+++ Data extracts
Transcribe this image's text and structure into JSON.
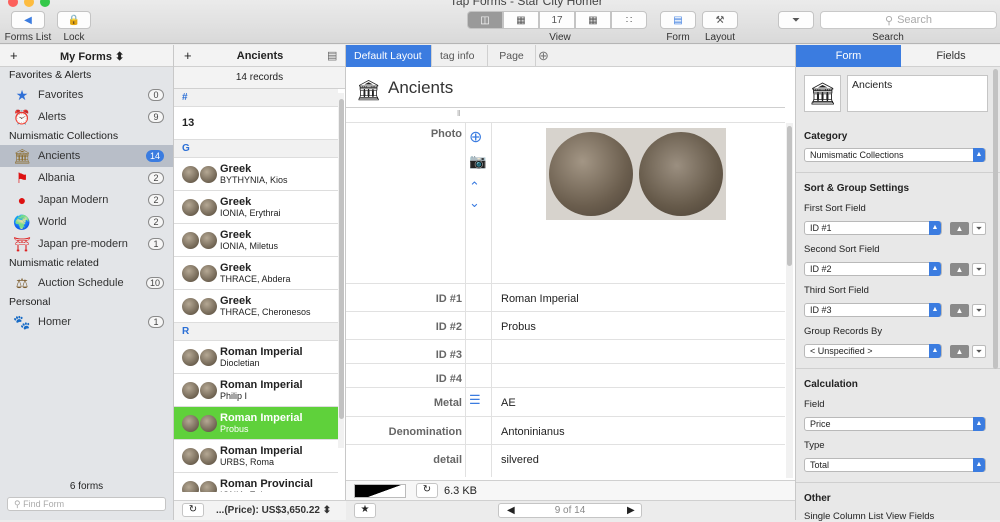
{
  "window": {
    "title": "Tap Forms ‑ Star City Homer"
  },
  "toolbar": {
    "forms_list": "Forms List",
    "lock": "Lock",
    "view": "View",
    "form": "Form",
    "layout": "Layout",
    "search_placeholder": "Search",
    "search_label": "Search"
  },
  "sidebar": {
    "header": "My Forms ⬍",
    "sections": [
      {
        "title": "Favorites & Alerts",
        "items": [
          {
            "label": "Favorites",
            "count": "0",
            "icon": "star-icon"
          },
          {
            "label": "Alerts",
            "count": "9",
            "icon": "alarm-clock-icon"
          }
        ]
      },
      {
        "title": "Numismatic Collections",
        "items": [
          {
            "label": "Ancients",
            "count": "14",
            "icon": "temple-icon",
            "selected": true
          },
          {
            "label": "Albania",
            "count": "2",
            "icon": "albania-flag-icon"
          },
          {
            "label": "Japan Modern",
            "count": "2",
            "icon": "japan-flag-icon"
          },
          {
            "label": "World",
            "count": "2",
            "icon": "globe-icon"
          },
          {
            "label": "Japan pre-modern",
            "count": "1",
            "icon": "torii-icon"
          }
        ]
      },
      {
        "title": "Numismatic related",
        "items": [
          {
            "label": "Auction Schedule",
            "count": "10",
            "icon": "gavel-icon"
          }
        ]
      },
      {
        "title": "Personal",
        "items": [
          {
            "label": "Homer",
            "count": "1",
            "icon": "paw-icon"
          }
        ]
      }
    ],
    "footer_count": "6 forms",
    "find_placeholder": "Find Form"
  },
  "list": {
    "title": "Ancients",
    "count": "14 records",
    "groups": [
      {
        "letter": "#",
        "rows": [
          {
            "title": "13",
            "subtitle": "",
            "thumb": false
          }
        ]
      },
      {
        "letter": "G",
        "rows": [
          {
            "title": "Greek",
            "subtitle": "BYTHYNIA, Kios",
            "thumb": true
          },
          {
            "title": "Greek",
            "subtitle": "IONIA, Erythrai",
            "thumb": true
          },
          {
            "title": "Greek",
            "subtitle": "IONIA, Miletus",
            "thumb": true
          },
          {
            "title": "Greek",
            "subtitle": "THRACE, Abdera",
            "thumb": true
          },
          {
            "title": "Greek",
            "subtitle": "THRACE, Cheronesos",
            "thumb": true
          }
        ]
      },
      {
        "letter": "R",
        "rows": [
          {
            "title": "Roman Imperial",
            "subtitle": "Diocletian",
            "thumb": true
          },
          {
            "title": "Roman Imperial",
            "subtitle": "Philip I",
            "thumb": true
          },
          {
            "title": "Roman Imperial",
            "subtitle": "Probus",
            "thumb": true,
            "selected": true
          },
          {
            "title": "Roman Imperial",
            "subtitle": "URBS, Roma",
            "thumb": true
          },
          {
            "title": "Roman Provincial",
            "subtitle": "IONIA, Ephesus",
            "thumb": true
          }
        ]
      }
    ],
    "footer_total": "...(Price): US$3,650.22 ⬍"
  },
  "main": {
    "tabs": [
      "Default Layout",
      "tag info",
      "Page"
    ],
    "record_title": "Ancients",
    "fields": [
      {
        "label": "Photo",
        "value": ""
      },
      {
        "label": "ID #1",
        "value": "Roman Imperial"
      },
      {
        "label": "ID #2",
        "value": "Probus"
      },
      {
        "label": "ID #3",
        "value": ""
      },
      {
        "label": "ID #4",
        "value": ""
      },
      {
        "label": "Metal",
        "value": "AE"
      },
      {
        "label": "Denomination",
        "value": "Antoninianus"
      },
      {
        "label": "detail",
        "value": "silvered"
      }
    ],
    "size": "6.3 KB",
    "pager": "9 of 14"
  },
  "inspector": {
    "tabs": [
      "Form",
      "Fields"
    ],
    "form_name": "Ancients",
    "category_label": "Category",
    "category_value": "Numismatic Collections",
    "sort_header": "Sort & Group Settings",
    "first_sort_label": "First Sort Field",
    "first_sort_value": "ID #1",
    "second_sort_label": "Second Sort Field",
    "second_sort_value": "ID #2",
    "third_sort_label": "Third Sort Field",
    "third_sort_value": "ID #3",
    "group_label": "Group Records By",
    "group_value": "< Unspecified >",
    "calc_header": "Calculation",
    "field_label": "Field",
    "field_value": "Price",
    "type_label": "Type",
    "type_value": "Total",
    "other_header": "Other",
    "single_col_label": "Single Column List View Fields"
  },
  "colors": {
    "accent": "#3b7ce0",
    "selected_row": "#5fd13b"
  }
}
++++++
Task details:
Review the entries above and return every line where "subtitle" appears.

Your response:
            "subtitle": "",
            "subtitle": "BYTHYNIA, Kios",
            "subtitle": "IONIA, Erythrai",
            "subtitle": "IONIA, Miletus",
            "subtitle": "THRACE, Abdera",
            "subtitle": "THRACE, Cheronesos",
            "subtitle": "Diocletian",
            "subtitle": "Philip I",
            "subtitle": "Probus",
            "subtitle": "URBS, Roma",
            "subtitle": "IONIA, Ephesus",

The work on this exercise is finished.